Its that time of the month again. Time to recap and review the month of May here at Kaingu Lodge. We kicked off the month with a mini marathon and this (health!) became a bit of a recurring theme later in the month as well. The mini marathon was great fun. We had a day without guests so the whole thing was organised quite well. We had a timekeeper (Mike the mechanic) on top of Mpamba rock and a timekeeper at the lodge (Joel the barman). A few “did not finishers” ended up being brought back from the rock by Mike, but the overwhelming majority did the whole 6km.
After the mini marathon (the winners being Junior and Matron) we moved straight into our annual (7th!) Father & Kids fishing weekend. This is always a highlight in our calendar and while numbers were lower this year the number of nights was more. So basically the fun factor was still the same.
A short video that we put together on the last night!
Now we come to another annual event. Lodge firebreaks! Unbelievably this year we ended up burning on the 5th of May. This is more then a month earlier than we usually do. This shows just how dry conditions are this year.
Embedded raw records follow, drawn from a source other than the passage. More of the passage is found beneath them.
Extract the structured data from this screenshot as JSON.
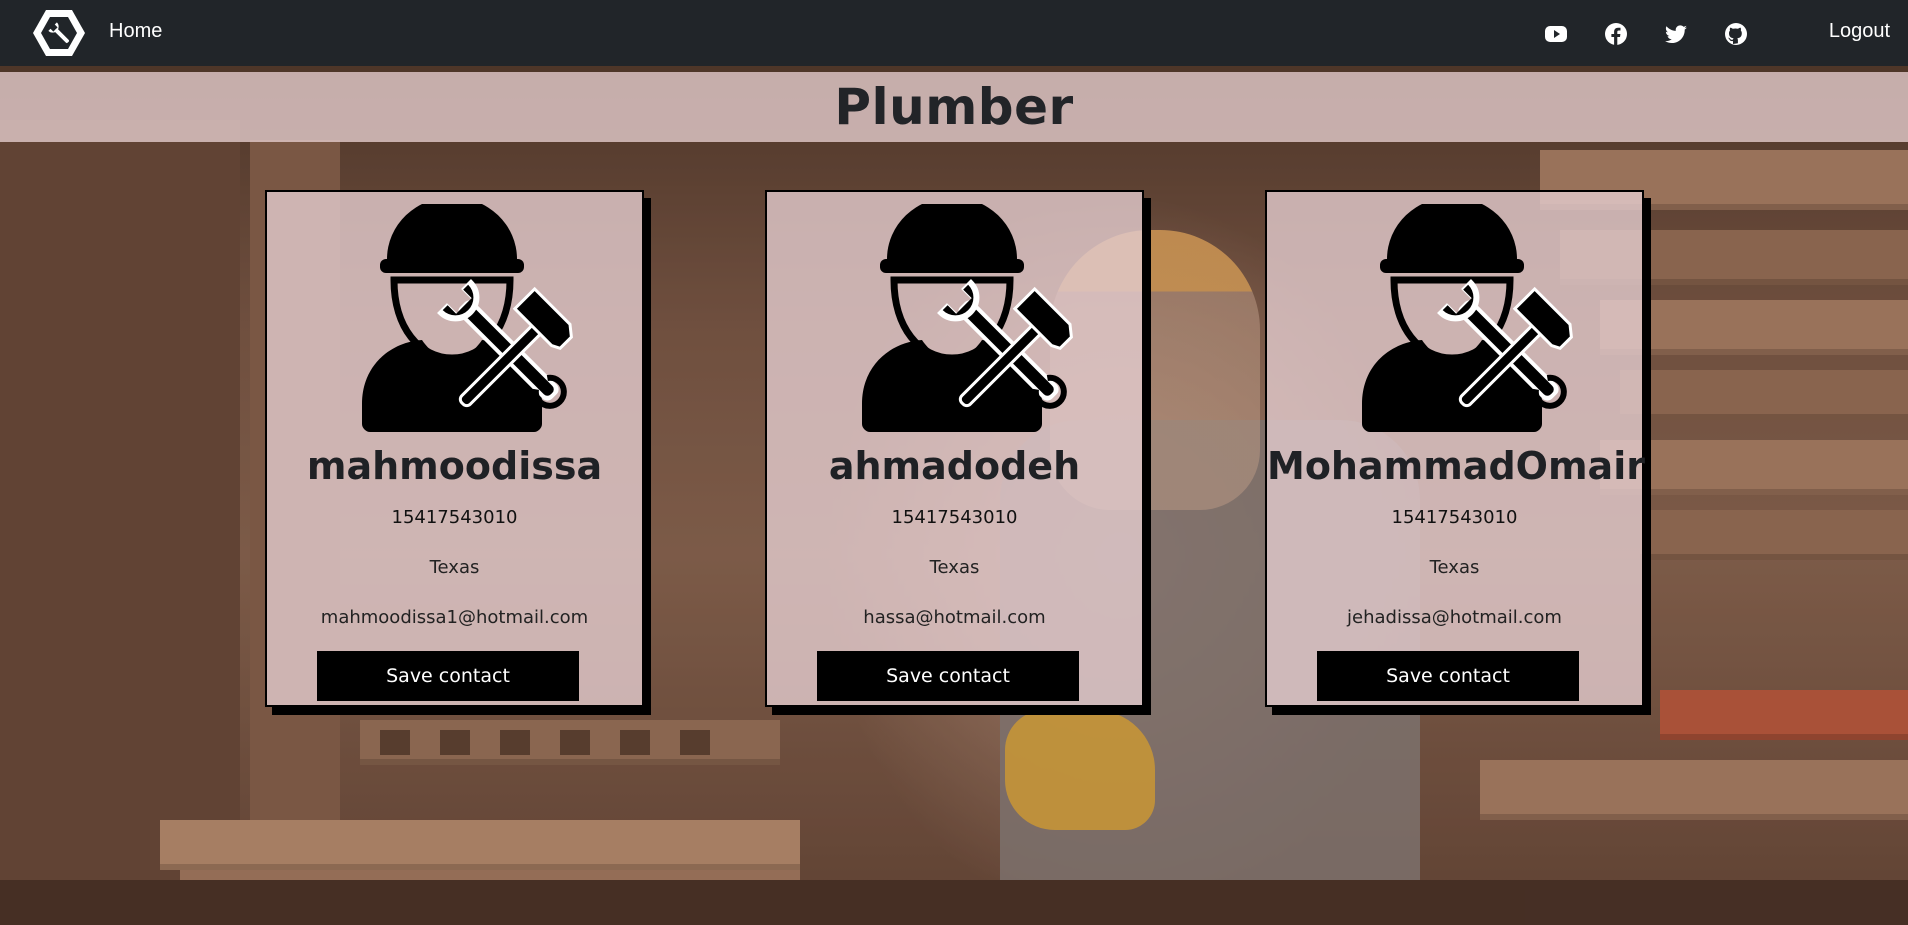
{
  "navbar": {
    "brand_icon": "wrench-hexagon-logo-icon",
    "home_label": "Home",
    "social_icons": [
      "youtube-icon",
      "facebook-icon",
      "twitter-icon",
      "github-icon"
    ],
    "logout_label": "Logout"
  },
  "page": {
    "title": "Plumber"
  },
  "workers": [
    {
      "name": "mahmoodissa",
      "phone": "15417543010",
      "state": "Texas",
      "email": "mahmoodissa1@hotmail.com",
      "button_label": "Save contact",
      "avatar_icon": "worker-with-tools-icon"
    },
    {
      "name": "ahmadodeh",
      "phone": "15417543010",
      "state": "Texas",
      "email": "hassa@hotmail.com",
      "button_label": "Save contact",
      "avatar_icon": "worker-with-tools-icon"
    },
    {
      "name": "MohammadOmair",
      "phone": "15417543010",
      "state": "Texas",
      "email": "jehadissa@hotmail.com",
      "button_label": "Save contact",
      "avatar_icon": "worker-with-tools-icon"
    }
  ],
  "colors": {
    "navbar_bg": "#212529",
    "card_bg": "#e4ccce",
    "button_bg": "#000000",
    "title_band_bg": "#e1c8c8"
  }
}
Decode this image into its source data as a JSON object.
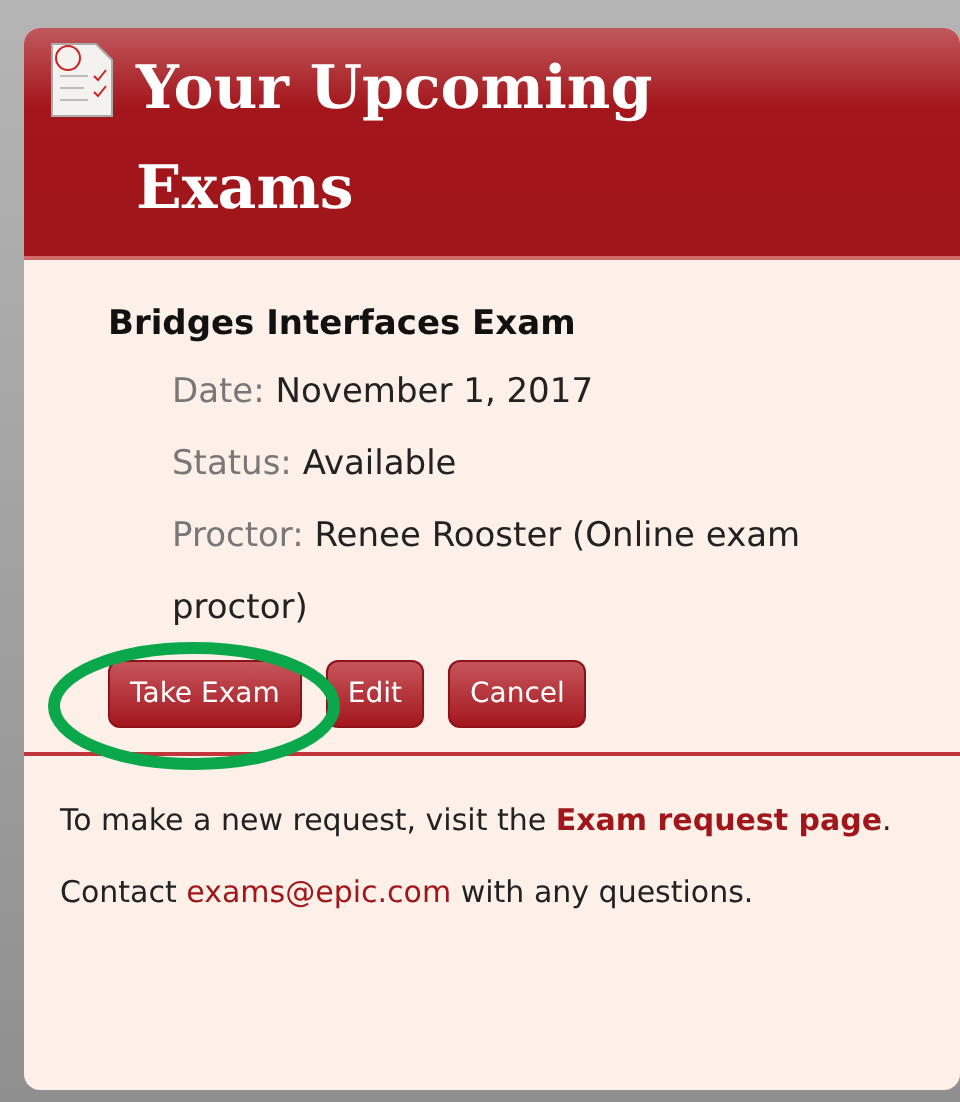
{
  "panel": {
    "title": "Your Upcoming Exams"
  },
  "exam": {
    "name": "Bridges Interfaces Exam",
    "fields": [
      {
        "label": "Date:",
        "value": "November 1, 2017"
      },
      {
        "label": "Status:",
        "value": "Available"
      },
      {
        "label": "Proctor:",
        "value": "Renee Rooster (Online exam proctor)"
      }
    ],
    "buttons": [
      {
        "label": "Take Exam",
        "highlighted": true
      },
      {
        "label": "Edit",
        "highlighted": false
      },
      {
        "label": "Cancel",
        "highlighted": false
      }
    ]
  },
  "footer": {
    "text_before": "To make a new request, visit the",
    "link": "Exam request page",
    "text_middle": ". Contact",
    "email": "exams@epic.com",
    "text_after": "with any questions."
  }
}
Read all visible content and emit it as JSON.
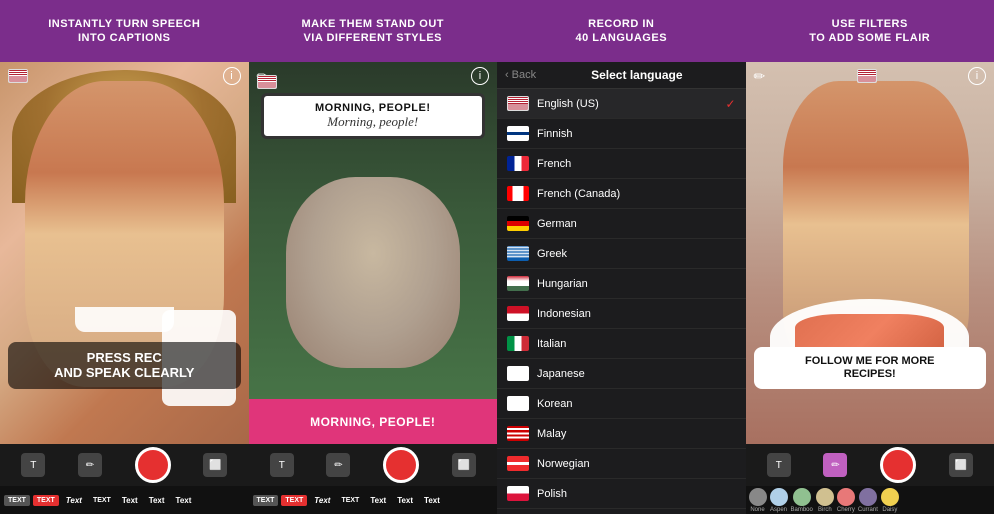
{
  "panels": [
    {
      "id": "panel1",
      "header": "INSTANTLY TURN SPEECH\nINTO CAPTIONS",
      "status": {
        "flag": "us",
        "info": "i"
      },
      "caption": "PRESS REC\nAND SPEAK CLEARLY",
      "controls": {
        "text_btn": "T",
        "pen_btn": "✏",
        "rec_btn": "",
        "camera_btn": "📷"
      },
      "text_styles": [
        "TEXT",
        "TEXT",
        "Text",
        "TEXT",
        "Text",
        "Text",
        "Text"
      ]
    },
    {
      "id": "panel2",
      "header": "MAKE THEM STAND OUT\nVIA DIFFERENT STYLES",
      "bubble_bold": "MORNING, PEOPLE!",
      "bubble_italic": "Morning, people!",
      "bottom_text": "MORNING, PEOPLE!",
      "controls": {
        "text_btn": "T",
        "pen_btn": "✏",
        "rec_btn": "",
        "camera_btn": "📷"
      },
      "text_styles": [
        "TEXT",
        "TEXT",
        "Text",
        "TEXT",
        "Text",
        "Text",
        "Text"
      ]
    },
    {
      "id": "panel3",
      "header": "RECORD IN\n40 LANGUAGES",
      "nav": {
        "back": "Back",
        "title": "Select language"
      },
      "languages": [
        {
          "name": "English (US)",
          "flag": "us",
          "selected": true
        },
        {
          "name": "Finnish",
          "flag": "fi",
          "selected": false
        },
        {
          "name": "French",
          "flag": "fr",
          "selected": false
        },
        {
          "name": "French (Canada)",
          "flag": "ca",
          "selected": false
        },
        {
          "name": "German",
          "flag": "de",
          "selected": false
        },
        {
          "name": "Greek",
          "flag": "gr",
          "selected": false
        },
        {
          "name": "Hungarian",
          "flag": "hu",
          "selected": false
        },
        {
          "name": "Indonesian",
          "flag": "id",
          "selected": false
        },
        {
          "name": "Italian",
          "flag": "it",
          "selected": false
        },
        {
          "name": "Japanese",
          "flag": "jp",
          "selected": false
        },
        {
          "name": "Korean",
          "flag": "kr",
          "selected": false
        },
        {
          "name": "Malay",
          "flag": "my",
          "selected": false
        },
        {
          "name": "Norwegian",
          "flag": "no",
          "selected": false
        },
        {
          "name": "Polish",
          "flag": "pl",
          "selected": false
        }
      ]
    },
    {
      "id": "panel4",
      "header": "USE FILTERS\nTO ADD SOME FLAIR",
      "caption": "FOLLOW ME FOR MORE\nRECIPES!",
      "controls": {
        "text_btn": "T",
        "pen_btn": "✏",
        "rec_btn": "",
        "camera_btn": "📷"
      },
      "filters": [
        {
          "name": "None",
          "color": "#888"
        },
        {
          "name": "Aspen",
          "color": "#b0d0e8"
        },
        {
          "name": "Bamboo",
          "color": "#90c090"
        },
        {
          "name": "Birch",
          "color": "#d0c090"
        },
        {
          "name": "Cherry",
          "color": "#e87878"
        },
        {
          "name": "Currant",
          "color": "#8070a0"
        },
        {
          "name": "Daisy",
          "color": "#f0d050"
        }
      ]
    }
  ]
}
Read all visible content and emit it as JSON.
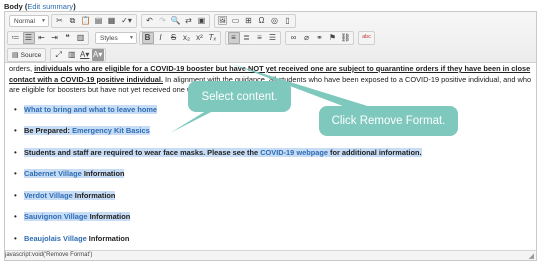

On the subject of fires… We try to do a monthly astrophotography session on the rock (normally around the time of the new moon). This one captured quite a large wildfire (a good few kilometers south of us) under the arch of the milky way.
When I captured this photo (well, actually a series of photos as it is a stitched panorama) I realised that there was a reasonable chance that the fire would creep West and two days later my theory was proven.
And now for a totally gratuitous landrover picture. We love (and sometimes don’t love) our old landrover! Planning on a paint job this year though…
And then what was for me an absolute highlight of the month. Possibly of the year. There are a couple of ladies who come to Kaingu a LOT. Both are passionate photographers and I have referred to them before as the ‘ladies with lenses’. Anyway, B knew that the mists on the river were coming and that there would be some good photo opportunities. And there was… The cape clawless otter is a fairly infrequent sighting here. But when you get a family group with the adults just having finished eating a fish on a rock at sunrise in the mist, well, lets just say I was wishing for a longer lens! But still we were sitting in the boat kind of speechless.
We went back the next day and scouted around to see if we could repeat the magic, but perhaps not surprisingly we couldn’t. We did have some other water dwelling mammals join us though.
As we got back to the lodge I decided that we would try really hard to find a kingfisher that we think is nesting by the deck (as we are seeing it so often). We failed on the kingfisher but we got lucky with another guy that we see in front of the lodge a lot.
And as our super keen photographing guest was about to leave us we had another unusually spectacular sighting. Osprey! With a fish.
This sighting was quite special as it was Julia’s first time to even see one and it was the first time I saw one and actually was able to get a picture. It was also quite the moment for me because as a child I was lucky enough to be able to cycle round to the Loch of the Lowes nature reserve and watch a nesting pair. So I did. A lot! The story of Scottish ospreys is quite a conservation success story. To go from having been extinct in 1916 to having only 5 nesting pairs in 1969 to now Scotland having 224 breeding pairs is quite something. The story is here:
And then for a complete change of scene we headed North to see our friends from J&M Safaris at Musekese Camp. This was a LONG overdue visit and we were so glad to catch up and see the stunning area that they are managing and conserving. The guys are doing super work with their Musekese Conservation and the area has what is to me probably some of the best animal concentrations in the Kafue and yes I include Busanga in that statement! Phil and Tyrone have been joined this year by Gareth and Frederike and it was also great to catch up with Gareth who we also know from a good few years ago. Here is Phil and Gareth proving their conservation chops by moving ants out of the path of the vehicle!
We do share a lot of guests with each other so while the visit was a pure pleasure we can also claim it was business! If you want to see more of what they are doing for conservation in the Kafue then you can take a look here:
And then back to Kaingu goings on. We had a large group that were keen to experience a bit of local culture (something that we feel is often missing on safari). So the Kaingu team were happy to organise!
And in the same health vein as the mini marathon we then organised Agnes the nurse from the Itumbi clinic to come up and spend a day at the lodge with all our staff. She is a bit of a dynamo and packed in a day of health checks, talks, testing and education. This was the first such visit but will certainly not be the last
And then the last monthly highlight was our 4th Yoga retreat. This is most certainly a highlight of the year for Julia and Lynda. Rick and myself are not quite so keen although I have started a tiny bit… Anyway we got Clare to come up from Livingstone and we got madam Precious the masseuse to come out from Lusaka. It was a huge hit with the participants and we also had a Zambian TV crew film the first session.
And there you have it. May at Kaingu Lodge. We leave you with a last picture from our yoga retreat. Clare helping Julia with the dreaded ‘bridge’….